In future, many countries will face a crisis of water scarcity. According to the report of the Organization for Economic Cooperation & the Development (OECD), nearly half of the worlds’ population will inhabit in areas with severe water stress by 2030. Thus, from a viewpoint of saving fresh water, it is important to conduct research on utilization of seawater in various fields including concrete industry. Actually, in japan, based on the experience of 2011 Great Earthquake, many researches were carried out in order to evaluate utilization of seawater in concrete production and saving fresh water for drinking or for life keeping. JCI (Japan Concrete Institute) are doing research activity from 2013. Some research results are introduced in this presentation. From world-wide literature surveys carried out in this JCI activity, it is concluded that many positive opinions are obtained for concrete performance mixed with seawater with mineral admixture, for example, GGBFS or FA. However, relatively negative opinions are concentrated on OPC used concrete without mineral admixtures. As anticipated, the survey shows that a very large number of standards, papers and opinions are absolutely opposed against the use of seawater. While some standards allow the use of seawater for plain concrete, no standards allow the use of seawater for RC. Further, serious degradation has been confirmed to occur as the result of inappropriate mix proportions, fabrication, construction and seawater use. In this presentation, I hope to discuss with many participants on sea water utilization in concrete production based on the experience in Japanese concrete and corrosion engineering. The overnight approval of seawater use in concrete engineering will not be in the world. Some concrete and corrosion engineer only hopes that the use of seawater will be one of the ways to save freshwater resources particularly in countries with freshwater shortages in near future.
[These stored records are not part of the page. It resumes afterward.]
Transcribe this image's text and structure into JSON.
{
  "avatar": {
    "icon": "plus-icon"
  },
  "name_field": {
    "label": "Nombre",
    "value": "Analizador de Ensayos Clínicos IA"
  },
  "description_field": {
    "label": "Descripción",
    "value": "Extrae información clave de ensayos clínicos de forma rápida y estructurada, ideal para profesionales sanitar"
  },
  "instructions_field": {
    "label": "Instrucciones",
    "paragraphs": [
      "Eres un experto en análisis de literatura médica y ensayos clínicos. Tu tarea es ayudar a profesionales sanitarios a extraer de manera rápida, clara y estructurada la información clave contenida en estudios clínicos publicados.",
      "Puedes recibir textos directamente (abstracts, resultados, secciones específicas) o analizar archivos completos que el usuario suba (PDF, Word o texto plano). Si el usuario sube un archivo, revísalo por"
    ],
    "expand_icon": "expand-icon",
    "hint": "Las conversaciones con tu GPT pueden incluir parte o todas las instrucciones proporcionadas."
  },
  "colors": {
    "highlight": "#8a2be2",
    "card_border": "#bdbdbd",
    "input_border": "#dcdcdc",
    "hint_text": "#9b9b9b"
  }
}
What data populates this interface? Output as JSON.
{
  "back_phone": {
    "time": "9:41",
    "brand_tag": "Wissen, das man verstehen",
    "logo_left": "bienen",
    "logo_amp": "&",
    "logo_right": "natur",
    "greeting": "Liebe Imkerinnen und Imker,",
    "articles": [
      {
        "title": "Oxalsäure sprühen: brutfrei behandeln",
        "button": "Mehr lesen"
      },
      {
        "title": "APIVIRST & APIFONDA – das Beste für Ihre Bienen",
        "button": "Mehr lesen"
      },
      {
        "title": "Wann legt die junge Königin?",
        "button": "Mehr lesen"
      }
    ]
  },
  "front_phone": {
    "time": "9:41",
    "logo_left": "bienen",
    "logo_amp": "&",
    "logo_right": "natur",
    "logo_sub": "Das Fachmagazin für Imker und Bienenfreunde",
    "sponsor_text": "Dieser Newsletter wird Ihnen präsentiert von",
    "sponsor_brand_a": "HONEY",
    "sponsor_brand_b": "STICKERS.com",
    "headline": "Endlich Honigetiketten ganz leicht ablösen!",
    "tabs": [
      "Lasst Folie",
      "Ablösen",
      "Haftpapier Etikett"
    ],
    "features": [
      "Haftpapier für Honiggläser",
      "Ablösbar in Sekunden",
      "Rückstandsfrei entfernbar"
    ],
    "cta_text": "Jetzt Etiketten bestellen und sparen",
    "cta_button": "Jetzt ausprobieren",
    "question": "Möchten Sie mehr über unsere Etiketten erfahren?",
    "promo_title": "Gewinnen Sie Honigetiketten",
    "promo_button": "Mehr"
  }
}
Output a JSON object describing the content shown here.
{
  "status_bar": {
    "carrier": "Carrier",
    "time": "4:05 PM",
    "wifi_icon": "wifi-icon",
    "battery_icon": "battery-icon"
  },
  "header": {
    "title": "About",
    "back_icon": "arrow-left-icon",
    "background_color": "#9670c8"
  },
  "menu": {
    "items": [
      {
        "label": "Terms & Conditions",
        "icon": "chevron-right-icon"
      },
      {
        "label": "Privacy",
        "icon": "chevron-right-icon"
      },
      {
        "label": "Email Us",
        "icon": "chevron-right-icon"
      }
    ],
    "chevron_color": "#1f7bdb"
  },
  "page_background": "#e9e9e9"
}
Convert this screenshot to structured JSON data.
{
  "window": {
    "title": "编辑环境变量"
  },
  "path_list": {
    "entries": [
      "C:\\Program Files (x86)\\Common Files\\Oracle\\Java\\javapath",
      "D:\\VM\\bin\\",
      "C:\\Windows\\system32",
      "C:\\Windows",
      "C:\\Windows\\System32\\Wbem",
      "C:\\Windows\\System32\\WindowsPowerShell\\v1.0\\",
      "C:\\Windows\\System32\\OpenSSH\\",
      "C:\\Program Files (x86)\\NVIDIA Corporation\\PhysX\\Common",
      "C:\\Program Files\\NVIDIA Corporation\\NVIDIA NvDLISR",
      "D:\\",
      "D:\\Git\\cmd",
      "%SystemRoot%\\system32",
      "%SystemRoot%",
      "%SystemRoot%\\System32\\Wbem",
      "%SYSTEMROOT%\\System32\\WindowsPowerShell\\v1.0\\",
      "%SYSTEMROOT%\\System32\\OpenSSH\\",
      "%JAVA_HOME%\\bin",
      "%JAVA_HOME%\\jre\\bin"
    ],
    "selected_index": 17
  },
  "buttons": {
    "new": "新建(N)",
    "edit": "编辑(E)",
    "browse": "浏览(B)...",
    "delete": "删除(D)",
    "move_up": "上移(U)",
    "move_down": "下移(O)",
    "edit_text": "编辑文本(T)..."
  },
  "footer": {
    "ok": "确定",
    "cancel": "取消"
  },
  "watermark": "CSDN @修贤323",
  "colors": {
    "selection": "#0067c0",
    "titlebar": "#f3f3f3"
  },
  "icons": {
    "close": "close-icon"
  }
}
Hidenori Hamada
Professor, Kyushu University, Japan
Hidenori Hamada is Professor of Department of Civil and Structural Engineering, Faculty of Engineering, Kyushu University. His BS is from Kyushu University in 1984, his MS from Kyushu University in 1986 and his Doctor of Engineering is from Kyushu University in 1998. He spent 20 years (1886-2005) in Governmental Research Institute, as Research Engineer, Senior Research Engineer, Chief of Materials Laboratory, Head of Materials Division in Port and Airport Research Institute (PARI), Independent Administrative Institution, Japan. During this career, he spent one year (1992-1993) in The University of Sheffield, England, U.K. as a Visiting Researcher under Prof. R. N. Swamy. He started his academic career in Kyushu University, as Associate Professor in 2006, and Professor in 2009. His main research area has been corrosion and corrosion prevention of RC and PC structures. Recently, he is studying sea water utilization in concrete production, as mixing water and curing water. He is fellow of JSCE (Japan Society of Civil Engineer), JCI (Japan Concrete Institute), and member of JSMS (Japanese Society of Materials Science) and JSCE (Japan Society of Corrosion Engineering).